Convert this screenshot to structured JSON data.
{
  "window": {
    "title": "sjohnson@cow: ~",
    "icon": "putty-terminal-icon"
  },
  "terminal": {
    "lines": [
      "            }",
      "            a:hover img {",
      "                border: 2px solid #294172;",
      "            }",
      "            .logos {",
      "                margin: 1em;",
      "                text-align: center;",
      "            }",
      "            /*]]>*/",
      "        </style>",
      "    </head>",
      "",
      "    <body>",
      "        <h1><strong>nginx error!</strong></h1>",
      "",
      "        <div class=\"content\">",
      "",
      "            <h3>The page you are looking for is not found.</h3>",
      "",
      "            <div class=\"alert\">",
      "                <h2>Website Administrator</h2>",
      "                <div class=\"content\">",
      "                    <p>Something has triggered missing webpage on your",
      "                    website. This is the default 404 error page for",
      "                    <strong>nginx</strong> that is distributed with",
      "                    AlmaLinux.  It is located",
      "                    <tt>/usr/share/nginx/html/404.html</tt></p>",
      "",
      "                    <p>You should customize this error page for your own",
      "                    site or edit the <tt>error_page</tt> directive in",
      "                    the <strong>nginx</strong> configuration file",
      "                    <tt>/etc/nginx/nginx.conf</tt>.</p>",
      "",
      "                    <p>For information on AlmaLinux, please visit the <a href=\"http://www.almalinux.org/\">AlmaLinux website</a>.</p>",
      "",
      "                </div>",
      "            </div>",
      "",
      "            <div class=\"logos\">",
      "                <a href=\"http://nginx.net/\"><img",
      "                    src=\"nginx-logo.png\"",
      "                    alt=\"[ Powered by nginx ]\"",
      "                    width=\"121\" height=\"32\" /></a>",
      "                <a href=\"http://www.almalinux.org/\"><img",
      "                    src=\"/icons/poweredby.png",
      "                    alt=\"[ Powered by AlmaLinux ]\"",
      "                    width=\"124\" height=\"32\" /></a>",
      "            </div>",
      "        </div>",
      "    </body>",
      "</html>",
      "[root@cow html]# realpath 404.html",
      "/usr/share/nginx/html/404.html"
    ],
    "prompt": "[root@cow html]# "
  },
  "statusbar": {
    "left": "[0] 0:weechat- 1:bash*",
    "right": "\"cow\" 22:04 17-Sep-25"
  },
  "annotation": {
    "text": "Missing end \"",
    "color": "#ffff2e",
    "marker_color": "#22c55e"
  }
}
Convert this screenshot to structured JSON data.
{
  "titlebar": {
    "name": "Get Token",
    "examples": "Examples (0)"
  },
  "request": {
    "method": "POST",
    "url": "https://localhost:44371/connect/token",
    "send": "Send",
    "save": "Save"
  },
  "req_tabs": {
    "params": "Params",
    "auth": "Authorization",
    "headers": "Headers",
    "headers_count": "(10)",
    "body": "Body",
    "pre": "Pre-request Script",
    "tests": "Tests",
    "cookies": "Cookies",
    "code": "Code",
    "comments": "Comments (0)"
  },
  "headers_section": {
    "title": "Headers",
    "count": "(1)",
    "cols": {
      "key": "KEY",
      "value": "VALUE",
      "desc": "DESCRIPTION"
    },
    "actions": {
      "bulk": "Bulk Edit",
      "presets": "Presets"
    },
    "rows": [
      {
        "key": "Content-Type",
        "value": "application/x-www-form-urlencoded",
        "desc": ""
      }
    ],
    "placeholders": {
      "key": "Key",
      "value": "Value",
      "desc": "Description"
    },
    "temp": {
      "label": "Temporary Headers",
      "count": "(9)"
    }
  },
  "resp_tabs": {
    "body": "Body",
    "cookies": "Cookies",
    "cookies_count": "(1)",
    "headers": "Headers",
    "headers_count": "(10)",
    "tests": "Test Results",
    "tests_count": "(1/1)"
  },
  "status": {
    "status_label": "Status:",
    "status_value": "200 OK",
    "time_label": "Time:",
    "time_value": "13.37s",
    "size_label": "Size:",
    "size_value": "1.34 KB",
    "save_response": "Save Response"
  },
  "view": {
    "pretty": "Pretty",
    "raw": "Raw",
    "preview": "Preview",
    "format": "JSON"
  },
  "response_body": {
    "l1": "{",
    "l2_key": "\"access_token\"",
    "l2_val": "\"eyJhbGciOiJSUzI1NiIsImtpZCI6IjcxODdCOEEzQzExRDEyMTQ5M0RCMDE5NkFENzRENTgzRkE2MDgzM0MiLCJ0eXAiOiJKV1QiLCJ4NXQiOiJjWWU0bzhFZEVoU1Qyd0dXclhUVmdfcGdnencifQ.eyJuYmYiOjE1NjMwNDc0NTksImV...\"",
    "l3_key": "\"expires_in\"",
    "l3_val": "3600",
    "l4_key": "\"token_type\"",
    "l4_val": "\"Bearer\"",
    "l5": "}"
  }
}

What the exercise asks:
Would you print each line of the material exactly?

Response to the task:
Convert this screenshot to structured JSON data.
{
  "window": {
    "title": "sjohnson@cow: ~",
    "icon": "putty-terminal-icon"
  },
  "terminal": {
    "lines": [
      "            }",
      "            a:hover img {",
      "                border: 2px solid #294172;",
      "            }",
      "            .logos {",
      "                margin: 1em;",
      "                text-align: center;",
      "            }",
      "            /*]]>*/",
      "        </style>",
      "    </head>",
      "",
      "    <body>",
      "        <h1><strong>nginx error!</strong></h1>",
      "",
      "        <div class=\"content\">",
      "",
      "            <h3>The page you are looking for is not found.</h3>",
      "",
      "            <div class=\"alert\">",
      "                <h2>Website Administrator</h2>",
      "                <div class=\"content\">",
      "                    <p>Something has triggered missing webpage on your",
      "                    website. This is the default 404 error page for",
      "                    <strong>nginx</strong> that is distributed with",
      "                    AlmaLinux.  It is located",
      "                    <tt>/usr/share/nginx/html/404.html</tt></p>",
      "",
      "                    <p>You should customize this error page for your own",
      "                    site or edit the <tt>error_page</tt> directive in",
      "                    the <strong>nginx</strong> configuration file",
      "                    <tt>/etc/nginx/nginx.conf</tt>.</p>",
      "",
      "                    <p>For information on AlmaLinux, please visit the <a href=\"http://www.almalinux.org/\">AlmaLinux website</a>.</p>",
      "",
      "                </div>",
      "            </div>",
      "",
      "            <div class=\"logos\">",
      "                <a href=\"http://nginx.net/\"><img",
      "                    src=\"nginx-logo.png\"",
      "                    alt=\"[ Powered by nginx ]\"",
      "                    width=\"121\" height=\"32\" /></a>",
      "                <a href=\"http://www.almalinux.org/\"><img",
      "                    src=\"/icons/poweredby.png",
      "                    alt=\"[ Powered by AlmaLinux ]\"",
      "                    width=\"124\" height=\"32\" /></a>",
      "            </div>",
      "        </div>",
      "    </body>",
      "</html>",
      "[root@cow html]# realpath 404.html",
      "/usr/share/nginx/html/404.html"
    ],
    "prompt": "[root@cow html]# "
  },
  "statusbar": {
    "left": "[0] 0:weechat- 1:bash*",
    "right": "\"cow\" 22:04 17-Sep-25"
  },
  "annotation": {
    "text": "Missing end \"",
    "color": "#ffff2e",
    "marker_color": "#22c55e"
  }
}
Convert this screenshot to structured JSON data.
{
  "titlebar": {
    "name": "Get Token",
    "examples": "Examples (0)"
  },
  "request": {
    "method": "POST",
    "url": "https://localhost:44371/connect/token",
    "send": "Send",
    "save": "Save"
  },
  "req_tabs": {
    "params": "Params",
    "auth": "Authorization",
    "headers": "Headers",
    "headers_count": "(10)",
    "body": "Body",
    "pre": "Pre-request Script",
    "tests": "Tests",
    "cookies": "Cookies",
    "code": "Code",
    "comments": "Comments (0)"
  },
  "headers_section": {
    "title": "Headers",
    "count": "(1)",
    "cols": {
      "key": "KEY",
      "value": "VALUE",
      "desc": "DESCRIPTION"
    },
    "actions": {
      "bulk": "Bulk Edit",
      "presets": "Presets"
    },
    "rows": [
      {
        "key": "Content-Type",
        "value": "application/x-www-form-urlencoded",
        "desc": ""
      }
    ],
    "placeholders": {
      "key": "Key",
      "value": "Value",
      "desc": "Description"
    },
    "temp": {
      "label": "Temporary Headers",
      "count": "(9)"
    }
  },
  "resp_tabs": {
    "body": "Body",
    "cookies": "Cookies",
    "cookies_count": "(1)",
    "headers": "Headers",
    "headers_count": "(10)",
    "tests": "Test Results",
    "tests_count": "(1/1)"
  },
  "status": {
    "status_label": "Status:",
    "status_value": "200 OK",
    "time_label": "Time:",
    "time_value": "13.37s",
    "size_label": "Size:",
    "size_value": "1.34 KB",
    "save_response": "Save Response"
  },
  "view": {
    "pretty": "Pretty",
    "raw": "Raw",
    "preview": "Preview",
    "format": "JSON"
  },
  "response_body": {
    "l1": "{",
    "l2_key": "\"access_token\"",
    "l2_val": "\"eyJhbGciOiJSUzI1NiIsImtpZCI6IjcxODdCOEEzQzExRDEyMTQ5M0RCMDE5NkFENzRENTgzRkE2MDgzM0MiLCJ0eXAiOiJKV1QiLCJ4NXQiOiJjWWU0bzhFZEVoU1Qyd0dXclhUVmdfcGdnencifQ.eyJuYmYiOjE1NjMwNDc0NTksImV...\"",
    "l3_key": "\"expires_in\"",
    "l3_val": "3600",
    "l4_key": "\"token_type\"",
    "l4_val": "\"Bearer\"",
    "l5": "}"
  }
}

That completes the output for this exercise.